Summer Memories by Bea Tifton

Rain Trueax is in a non-Internet zone, so she has graciously allowed me to fill in.

Ahhh, summer in North Texas. That blistering heat that just sucks the life right out of me. I tend to do a reverse hibernation in summer because as an adult, I am prone to heat exhaustion. I stay inside, treasuring the fact that in the modern world we have air conditioning. The man who invented AC should have gotten a Nobel Prize.  Even running errands requires hydration and fortitude. But it wasn’t always that way. As a child, summer breaks were longer than they are now, and carefree. My mother didn’t overschedule us to death. We were allowed to roam, barefoot and half feral. By the end of the season, I could have stepped on a nail and it wouldn’t have gone through the tough soles of my feet. We would come in during the hottest part of the day and rest up to go out again as soon as the midafternoon heat lifted. 

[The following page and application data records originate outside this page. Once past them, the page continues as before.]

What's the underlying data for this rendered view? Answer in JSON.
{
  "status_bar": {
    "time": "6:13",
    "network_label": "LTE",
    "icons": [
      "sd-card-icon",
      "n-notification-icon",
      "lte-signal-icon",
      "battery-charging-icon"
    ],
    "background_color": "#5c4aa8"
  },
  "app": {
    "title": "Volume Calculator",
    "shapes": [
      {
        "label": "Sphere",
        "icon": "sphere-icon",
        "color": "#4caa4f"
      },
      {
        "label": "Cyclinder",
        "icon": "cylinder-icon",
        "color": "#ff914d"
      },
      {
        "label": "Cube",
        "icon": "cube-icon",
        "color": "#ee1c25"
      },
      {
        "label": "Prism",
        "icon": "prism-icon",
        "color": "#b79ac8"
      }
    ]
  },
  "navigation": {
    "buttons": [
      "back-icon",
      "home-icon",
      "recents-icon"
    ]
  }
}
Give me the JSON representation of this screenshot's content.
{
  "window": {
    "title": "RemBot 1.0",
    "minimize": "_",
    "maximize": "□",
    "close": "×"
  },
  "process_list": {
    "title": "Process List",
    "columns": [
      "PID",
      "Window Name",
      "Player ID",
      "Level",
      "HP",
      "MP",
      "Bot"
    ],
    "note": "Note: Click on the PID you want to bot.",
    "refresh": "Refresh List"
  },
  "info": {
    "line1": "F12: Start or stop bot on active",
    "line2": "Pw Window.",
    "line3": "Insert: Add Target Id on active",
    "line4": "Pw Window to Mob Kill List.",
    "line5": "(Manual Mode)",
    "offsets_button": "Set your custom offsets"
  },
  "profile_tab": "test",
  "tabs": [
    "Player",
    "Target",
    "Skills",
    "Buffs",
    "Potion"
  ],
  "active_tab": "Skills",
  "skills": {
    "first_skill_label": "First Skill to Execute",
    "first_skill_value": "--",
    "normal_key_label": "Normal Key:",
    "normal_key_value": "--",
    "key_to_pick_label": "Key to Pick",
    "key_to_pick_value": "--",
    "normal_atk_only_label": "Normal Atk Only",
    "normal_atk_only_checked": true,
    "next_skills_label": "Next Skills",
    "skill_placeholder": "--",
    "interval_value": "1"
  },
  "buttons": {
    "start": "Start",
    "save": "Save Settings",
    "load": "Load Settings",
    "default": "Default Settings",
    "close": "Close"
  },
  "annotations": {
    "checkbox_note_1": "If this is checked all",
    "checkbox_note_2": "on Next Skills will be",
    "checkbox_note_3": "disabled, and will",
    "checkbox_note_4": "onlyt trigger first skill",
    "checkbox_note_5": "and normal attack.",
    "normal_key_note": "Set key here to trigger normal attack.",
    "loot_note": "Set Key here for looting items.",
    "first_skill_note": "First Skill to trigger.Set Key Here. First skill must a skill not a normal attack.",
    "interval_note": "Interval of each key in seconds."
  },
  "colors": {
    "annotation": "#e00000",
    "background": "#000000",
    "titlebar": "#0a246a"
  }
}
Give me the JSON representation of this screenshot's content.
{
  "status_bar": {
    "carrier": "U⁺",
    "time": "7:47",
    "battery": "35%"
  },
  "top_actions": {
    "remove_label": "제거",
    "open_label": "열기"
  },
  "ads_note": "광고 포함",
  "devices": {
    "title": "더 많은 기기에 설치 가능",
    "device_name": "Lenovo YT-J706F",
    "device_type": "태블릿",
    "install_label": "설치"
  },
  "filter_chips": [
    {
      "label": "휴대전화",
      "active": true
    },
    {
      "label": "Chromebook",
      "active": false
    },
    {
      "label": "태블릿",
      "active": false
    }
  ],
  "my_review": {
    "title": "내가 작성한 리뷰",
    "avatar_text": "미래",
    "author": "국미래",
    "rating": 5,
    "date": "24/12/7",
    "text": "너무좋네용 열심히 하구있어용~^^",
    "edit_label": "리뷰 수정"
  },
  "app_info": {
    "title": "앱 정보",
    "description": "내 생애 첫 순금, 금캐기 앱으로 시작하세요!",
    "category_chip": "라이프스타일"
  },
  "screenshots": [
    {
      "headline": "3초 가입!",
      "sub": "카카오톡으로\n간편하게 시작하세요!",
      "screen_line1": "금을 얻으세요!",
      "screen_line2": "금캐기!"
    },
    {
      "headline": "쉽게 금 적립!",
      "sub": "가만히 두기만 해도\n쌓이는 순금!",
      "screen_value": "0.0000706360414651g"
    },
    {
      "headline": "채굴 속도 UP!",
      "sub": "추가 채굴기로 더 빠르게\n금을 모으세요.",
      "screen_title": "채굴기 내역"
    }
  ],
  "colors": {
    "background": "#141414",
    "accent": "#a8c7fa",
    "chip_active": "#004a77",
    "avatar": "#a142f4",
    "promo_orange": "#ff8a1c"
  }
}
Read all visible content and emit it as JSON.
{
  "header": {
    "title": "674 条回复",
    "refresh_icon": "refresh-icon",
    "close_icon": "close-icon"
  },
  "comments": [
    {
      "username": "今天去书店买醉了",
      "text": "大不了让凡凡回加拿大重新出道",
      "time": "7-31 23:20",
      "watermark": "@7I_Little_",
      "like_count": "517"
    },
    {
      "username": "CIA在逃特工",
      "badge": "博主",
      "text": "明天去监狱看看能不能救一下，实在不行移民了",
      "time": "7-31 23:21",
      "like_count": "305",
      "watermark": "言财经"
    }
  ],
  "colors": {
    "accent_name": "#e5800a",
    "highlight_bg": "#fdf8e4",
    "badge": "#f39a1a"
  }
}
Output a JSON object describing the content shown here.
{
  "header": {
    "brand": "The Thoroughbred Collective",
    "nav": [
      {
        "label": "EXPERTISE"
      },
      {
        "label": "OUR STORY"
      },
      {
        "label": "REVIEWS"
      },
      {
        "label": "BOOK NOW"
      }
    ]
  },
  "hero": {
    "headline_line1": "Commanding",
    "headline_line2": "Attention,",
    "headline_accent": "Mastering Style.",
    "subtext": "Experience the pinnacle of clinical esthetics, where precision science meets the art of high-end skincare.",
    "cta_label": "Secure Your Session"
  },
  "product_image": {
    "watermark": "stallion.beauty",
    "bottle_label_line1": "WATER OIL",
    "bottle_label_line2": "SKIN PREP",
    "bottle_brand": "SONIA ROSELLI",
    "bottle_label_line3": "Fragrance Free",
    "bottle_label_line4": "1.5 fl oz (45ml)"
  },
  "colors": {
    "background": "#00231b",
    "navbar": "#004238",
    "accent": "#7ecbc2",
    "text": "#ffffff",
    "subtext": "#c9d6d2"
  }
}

When I was very young, we lived in East Texas along the banks of a beautiful lake. A creek ran past our house and we had a big yard. Ah, paradise. In my family, the words, “I’m bored” were forbidden. When one thing paled, we simply found something else to do. We had more freedom than children do now, albeit with a healthy dose of stranger danger just in case. We rode our bikes without helmets along the street or on bike paths children had worn through the pastures and vacant lots. If we had been very good and Mom was in a mellow mood, we were allowed to ride all the way to the Snap E Jack for some candy. I explored the creek and the lake, playing with ladybugs, turtles, and tadpoles. My sister and I would entice the occasional crayfish to come out of his hole by dangling bacon on a string. We always let them go, but they were such funny little creatures that we were fascinated by them. Minnows in the lake, caterpillars and cocoons on our plants, playing war with cattails; the world around me was my summer science lesson. My father patiently answered my questions why and how, occasionally referring me to our set of encyclopedias for answers. We swam to keep cool and roller skated without knee pads. 

 We moved to Florida when I was nine. We lived on a wooded lot surrounded by citrus groves. My friends and I would make pretend houses outside in their yard. We would get things no one wanted anymore, and furnish it with fascinating odds and ends.  It wasn’t wooded in their neighborhood, so not as many snakes.  And Florida has snakes. They would sun on the doors of our covered porch, so we would have to push it open and jump back, waiting for the snake to fall and slither sleepily and grumpily away. They would lurk in the palmetto bushes and drop down from the trees. I developed quite a phobia, but I never got bitten. We had an enclosed pool and I would spend hours swimming, pretending I was a mermaid.

When we moved to Texas suburbia, we lived close enough to an amusement park to get seasons passes. My mother would drop off a pair or a group of us, let us spend the day there, and pick us up again, hot, sunburned, smelly, tired, and happy. We would roller skate in my neighborhood for hours, down hills that scare me to death to think about it now, and we would ride my bike or shoot hoops at the nearby elementary school. 

It’s ironic that I spent so much time outside and now I hide in the comfortable, cool spaces in my house. But I have many great memories of summer. As hot as it was, a popsicle or a run through the sprinklers would cool us off. Then we were ready to go again, off into the world.

Do you have good memories of summer? Leave a comment below. 


Photo Attributes: 

Bare Feet: “Summer is Good for the Sole” G F Peck Visual Hunt

Turtle: Blake and Becca Visual Hunt

Ladybug: Carplips Visual Hunt

Mermaid: Annette Batiste Day

Roller Skating: “Children at a Roller Rink” Simpleinsomnia Visual Hunt

Popsicles: Jason Trumm Visual Hunt